As mentioned above, beliefs create three types of addictive impulses: When there is a belief, there is an addiction to that story as true. There is addiction in the form of the should that comes with the belief. And the stress from the discrepancy between should and is may eventually lead to addictions in the conventional sense.
Note: When it comes to food cravings, and some other cravings as well, I notice they are fueled by nutrient “holes” as well. When I eat nutritious and balanced food, low on the food chain, and also add other essentials such as raw cocoa drinks w. cinnamon, cod liver oil, and a few herbs (rhodiola, eleuthero), the cravings tend to fall away. My body is satisfied. But if I eat less well, there is definitely a tendency to – very understandably – crave “quick fixes” such as sugar and fats. It’s the body’s way to try to repair the deficiencies as quickly as possible. So for me, food cravings is a reminder to take my herbs, drink cod liver oil, and eat more richly nutritious food. And that does satisfy the cravings in a deep way, also mentally.
– a first-aid technique, but can also bring lasting habitual changes (so transform into something long lasting)
– addiction = belief, and comes in degrees – strong, weak, medium (core, peripheral, middle ground – very hot, mild, hot)
– core addiction/belief: “I”, and then “me”, and then cherished beliefs in daily life
– belief: filter/act as if is true, addicted to the belief + addiction comes out in other ways as well, depending on the belief and circumstances (the ways life rub up against it, the friction)

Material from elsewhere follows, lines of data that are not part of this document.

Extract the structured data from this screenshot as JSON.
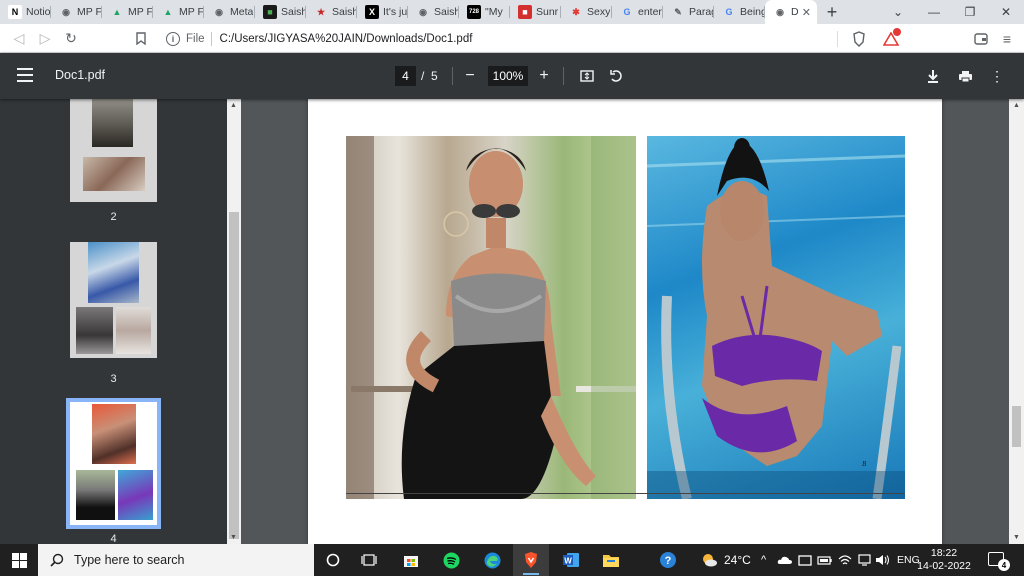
{
  "browser": {
    "tabs": [
      {
        "title": "Notio",
        "icon": "notion-icon",
        "fav_text": "N",
        "fav_bg": "#ffffff",
        "fav_fg": "#000000"
      },
      {
        "title": "MP F",
        "icon": "globe-icon",
        "fav_text": "◉",
        "fav_bg": "#dee1e6",
        "fav_fg": "#5f6368"
      },
      {
        "title": "MP F",
        "icon": "google-drive-icon",
        "fav_text": "▲",
        "fav_bg": "#dee1e6",
        "fav_fg": "#1fa463"
      },
      {
        "title": "MP F",
        "icon": "google-drive-icon",
        "fav_text": "▲",
        "fav_bg": "#dee1e6",
        "fav_fg": "#1fa463"
      },
      {
        "title": "Meta",
        "icon": "globe-icon",
        "fav_text": "◉",
        "fav_bg": "#dee1e6",
        "fav_fg": "#5f6368"
      },
      {
        "title": "Saish",
        "icon": "image-tab-icon",
        "fav_text": "■",
        "fav_bg": "#1a1a1a",
        "fav_fg": "#4caf50"
      },
      {
        "title": "Saish",
        "icon": "star-tab-icon",
        "fav_text": "★",
        "fav_bg": "#dee1e6",
        "fav_fg": "#c62828"
      },
      {
        "title": "It's ju",
        "icon": "x-tab-icon",
        "fav_text": "X",
        "fav_bg": "#000000",
        "fav_fg": "#ffffff"
      },
      {
        "title": "Saish",
        "icon": "globe-icon",
        "fav_text": "◉",
        "fav_bg": "#dee1e6",
        "fav_fg": "#5f6368"
      },
      {
        "title": "\"My",
        "icon": "number-tab-icon",
        "fav_text": "728",
        "fav_bg": "#000000",
        "fav_fg": "#ffffff"
      },
      {
        "title": "Sunr",
        "icon": "red-tab-icon",
        "fav_text": "■",
        "fav_bg": "#d32f2f",
        "fav_fg": "#ffffff"
      },
      {
        "title": "Sexy",
        "icon": "pinwheel-tab-icon",
        "fav_text": "✱",
        "fav_bg": "#dee1e6",
        "fav_fg": "#e53935"
      },
      {
        "title": "enter",
        "icon": "google-icon",
        "fav_text": "G",
        "fav_bg": "#dee1e6",
        "fav_fg": "#4285f4"
      },
      {
        "title": "Parag",
        "icon": "quill-tab-icon",
        "fav_text": "✎",
        "fav_bg": "#dee1e6",
        "fav_fg": "#5f6368"
      },
      {
        "title": "Being",
        "icon": "google-icon",
        "fav_text": "G",
        "fav_bg": "#dee1e6",
        "fav_fg": "#4285f4"
      },
      {
        "title": "D",
        "icon": "globe-icon",
        "fav_text": "◉",
        "fav_bg": "#ffffff",
        "fav_fg": "#5f6368",
        "active": true
      }
    ],
    "new_tab": "+",
    "address": {
      "scheme": "File",
      "url": "C:/Users/JIGYASA%20JAIN/Downloads/Doc1.pdf"
    }
  },
  "pdf": {
    "filename": "Doc1.pdf",
    "current_page": "4",
    "page_separator": "/",
    "total_pages": "5",
    "zoom": "100%",
    "thumbnails": [
      {
        "label": "2"
      },
      {
        "label": "3"
      },
      {
        "label": "4",
        "selected": true
      }
    ]
  },
  "taskbar": {
    "search_placeholder": "Type here to search",
    "weather": "24°C",
    "language": "ENG",
    "time": "18:22",
    "date": "14-02-2022",
    "notifications": "4"
  },
  "colors": {
    "chrome_tabstrip": "#dee1e6",
    "pdf_toolbar": "#323639",
    "pdf_background": "#525659",
    "thumb_selected": "#8ab4f8",
    "taskbar": "#202020"
  }
}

– addiction 1: I need people to accept me > addicted to people accepting (and the behaviors I think will lead to it)
– addiction 2: Friction between shoulds and is > stress > emotion regulation (try to feel better, distract myself, etc.)
– strategies: 1. identify + inquire into beliefs 2. identify need, meet another more fulfilling way 3. first-aid techniques
- addictions and reversals
- addictive tendency of any type
- beliefs, inquire into
- notice what want from it, and find other ways to get it
- explore effects (what like + neutral + don’t like)
- emphasize/visualize what is neutral + don’t like about it (find creative and vivid ways)
- seek out aspects of it that don’t like
- overdo it
- unattractive aspects
- seek out aspects of it that don’t like
- nip it in the bud (aware of earliest signs, then go different direction)
- visualize desired outcome
- finding support
- just sitting/open awareness – allow any experience as is, including impulses/cravings – notice, allow to come and go
- stable attention – self-regulation, strengthen ability to not follow impulses
- heart centered – compassion for self/others, kindness
- in general, increase satisfaction + find meaning, align life with values
- also, recognize that any belief gives an addictive tendency
- so this approach too, invites in healing and maturing as who we are, and invites what we are to notice itself – it runs through all levels of who and what we are
Any belief creates an addictive tendency.
I believe a story. There is a “should” in it, directed at myself, others or life. And in that should, is an addictive tendency.